The pre-season parenting meeting is your big chance to set the tone for the entire season.  It is an easy and efficient way to let the parents know who you are, what you have planned for the season, and what you expect from them and their children during the coming months.  In his book Sport Club Management, Matthew J. Robinson explains the importance of having a shared understanding between coaches and parents, which is different from changing parents’ minds.[1]  The goal is to simply be clear and straightforward when setting expectations with your parents.  Achieving a shared understanding also does not mean that the coach is necessary obligated to incorporate parent feedback.  As Robinson says, “Not everything is negotiable, and coach-parent consensus is not always required (73).”

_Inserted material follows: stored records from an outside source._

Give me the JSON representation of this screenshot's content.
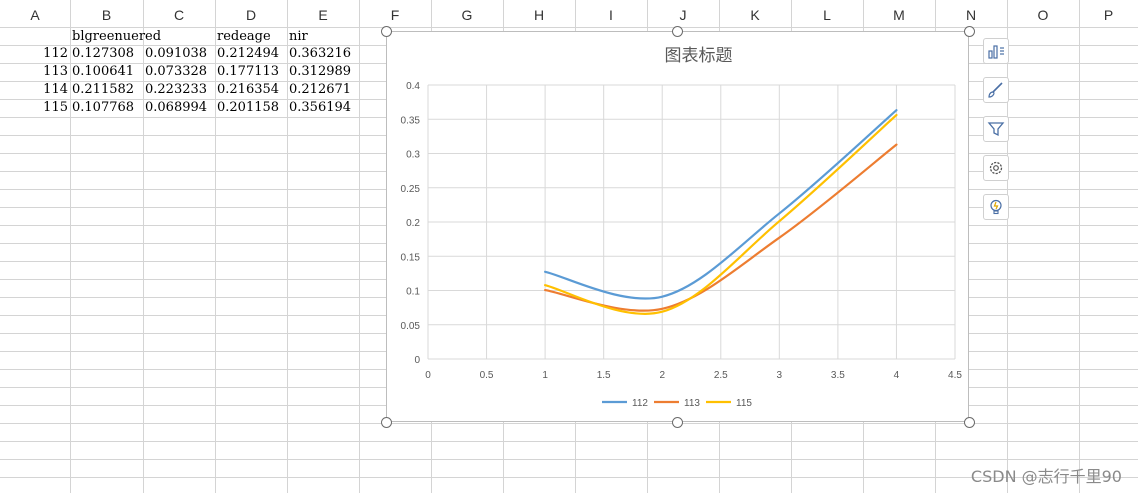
{
  "spreadsheet": {
    "column_headers": [
      "A",
      "B",
      "C",
      "D",
      "E",
      "F",
      "G",
      "H",
      "I",
      "J",
      "K",
      "L",
      "M",
      "N",
      "O",
      "P"
    ],
    "header_row": [
      "",
      "blgreenuered",
      "",
      "redeage",
      "nir"
    ],
    "rows": [
      {
        "label": "112",
        "cells": [
          "0.127308",
          "0.091038",
          "0.212494",
          "0.363216"
        ]
      },
      {
        "label": "113",
        "cells": [
          "0.100641",
          "0.073328",
          "0.177113",
          "0.312989"
        ]
      },
      {
        "label": "114",
        "cells": [
          "0.211582",
          "0.223233",
          "0.216354",
          "0.212671"
        ]
      },
      {
        "label": "115",
        "cells": [
          "0.107768",
          "0.068994",
          "0.201158",
          "0.356194"
        ]
      }
    ]
  },
  "chart_data": {
    "type": "line",
    "smooth": true,
    "title": "图表标题",
    "xlabel": "",
    "ylabel": "",
    "xlim": [
      0,
      4.5
    ],
    "ylim": [
      0,
      0.4
    ],
    "x_ticks": [
      "0",
      "0.5",
      "1",
      "1.5",
      "2",
      "2.5",
      "3",
      "3.5",
      "4",
      "4.5"
    ],
    "y_ticks": [
      "0",
      "0.05",
      "0.1",
      "0.15",
      "0.2",
      "0.25",
      "0.3",
      "0.35",
      "0.4"
    ],
    "x": [
      1,
      2,
      3,
      4
    ],
    "grid": true,
    "legend_position": "bottom",
    "series": [
      {
        "name": "112",
        "color": "#5b9bd5",
        "values": [
          0.127308,
          0.091038,
          0.212494,
          0.363216
        ]
      },
      {
        "name": "113",
        "color": "#ed7d31",
        "values": [
          0.100641,
          0.073328,
          0.177113,
          0.312989
        ]
      },
      {
        "name": "115",
        "color": "#ffc000",
        "values": [
          0.107768,
          0.068994,
          0.201158,
          0.356194
        ]
      }
    ]
  },
  "side_buttons": [
    {
      "icon": "chart-elements-icon"
    },
    {
      "icon": "chart-style-brush-icon"
    },
    {
      "icon": "chart-filter-icon"
    },
    {
      "icon": "chart-settings-gear-icon"
    },
    {
      "icon": "lightbulb-icon"
    }
  ],
  "watermark": "CSDN @志行千里90"
}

Your parent meeting agenda should obviously include basic information and logistics, including your coaching background, contact information, practice schedule, game schedule, and tournament information.  You will also want to share your team rules, policies, and expectations.

You will get the most out of the meeting if it is child-free and relatively short.  If you can get on-ice coverage, it works well to hold the meeting during a practice so the children are occupied and the duration is delimited.  45 minutes is an ideal meeting length and allows for a few questions at the end; after an hour you will find that there is a significant drop-off in the attentiveness of your audience.  Run through your agenda a few times before the meeting to make sure the meeting will fit into the time you have allotted.

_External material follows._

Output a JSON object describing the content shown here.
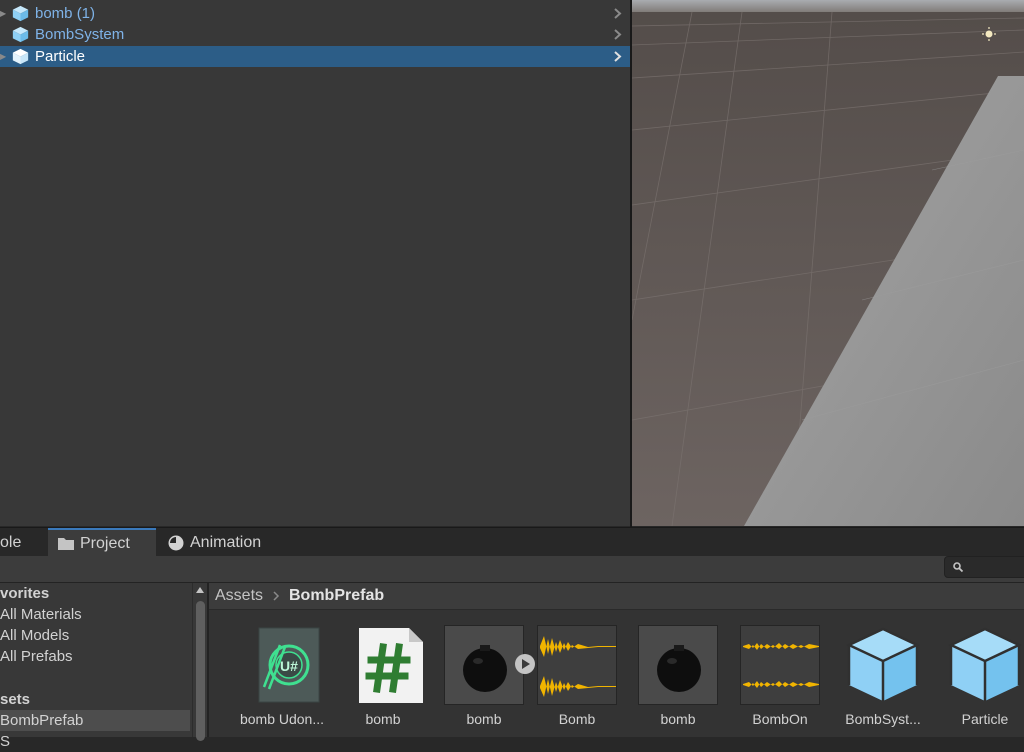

A great way to create a team culture of two-way communication is to structure the meeting as more of a conversation and less of a lecture.  If you are not used to speaking in front of groups it might be extra intimidating to conduct this type of open-format meeting, but including the parents can be as simple as starting out with an ice breaker or taking questions at the end of each section of your agenda.

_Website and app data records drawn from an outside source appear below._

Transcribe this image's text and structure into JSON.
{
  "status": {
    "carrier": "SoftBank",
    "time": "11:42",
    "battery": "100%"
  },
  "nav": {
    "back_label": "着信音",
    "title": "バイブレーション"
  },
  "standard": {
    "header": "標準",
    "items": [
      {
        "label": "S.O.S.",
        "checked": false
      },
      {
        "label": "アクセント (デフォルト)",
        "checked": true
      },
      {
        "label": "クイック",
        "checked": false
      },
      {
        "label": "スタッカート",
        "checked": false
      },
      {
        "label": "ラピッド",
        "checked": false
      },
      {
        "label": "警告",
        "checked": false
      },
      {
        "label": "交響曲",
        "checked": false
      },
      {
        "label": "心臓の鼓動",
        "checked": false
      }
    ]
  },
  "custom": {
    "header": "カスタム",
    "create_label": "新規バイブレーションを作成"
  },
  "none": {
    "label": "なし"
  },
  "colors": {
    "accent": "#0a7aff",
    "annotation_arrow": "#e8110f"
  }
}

Suggested agenda

  • Icebreaker and parent introductions
  • Staff introductions
    • Hockey experience, training, and qualifications
    • Coaching philosophy
    • Contact information and preferred method of communication
      • Do you prefer emails, texts, phone calls, or in-person meetings?
      • Are there hours during the day that parents should not call or text?
      • Are you open to impromptu live meetings or do you want parents to schedule them ahead of time?
      • Should players/parents contact the head coach, assistant coach, or the manager to report absences or other issues?
    • Season objectives
      • Short-term vs. Long-term objectives
      • On-ice vs. Off-ice objectives
      • Individual player vs. Team objectives
      • Note: This is an easy place to include the parents by asking them what their objectives are, or asking them to imagine what their children’s objectives might be.
    • Housekeeping
      • Schedule
        • Practices
        • Games
        • Tournaments
        • Other ____________________
      • Team funds
      • Rules, regulations, and team policies
        • 24-hour rule
        • Injury and return-to-play policy
        • Codes of Conduct
          • Coach
          • Parent
          • Player
        • Consequences for breaking the rules
      • Parent expectations and responsibilities
        • Everyone is expected to pitch in
          • Scoresheets
          • Game clock
          • Penalty box
          • Fundraising
          • Organizing team events and parties
          • Other ____________________
        • Attendance policy
        • Locker room policies
          • Parents in the locker room
          • Food in the locker room
          • Devices and electronics in the locker room
          • Other ____________________

Icebreaker ideas


[1] Robinson, Matthew J. Sport club management. Human Kinetics, 2010.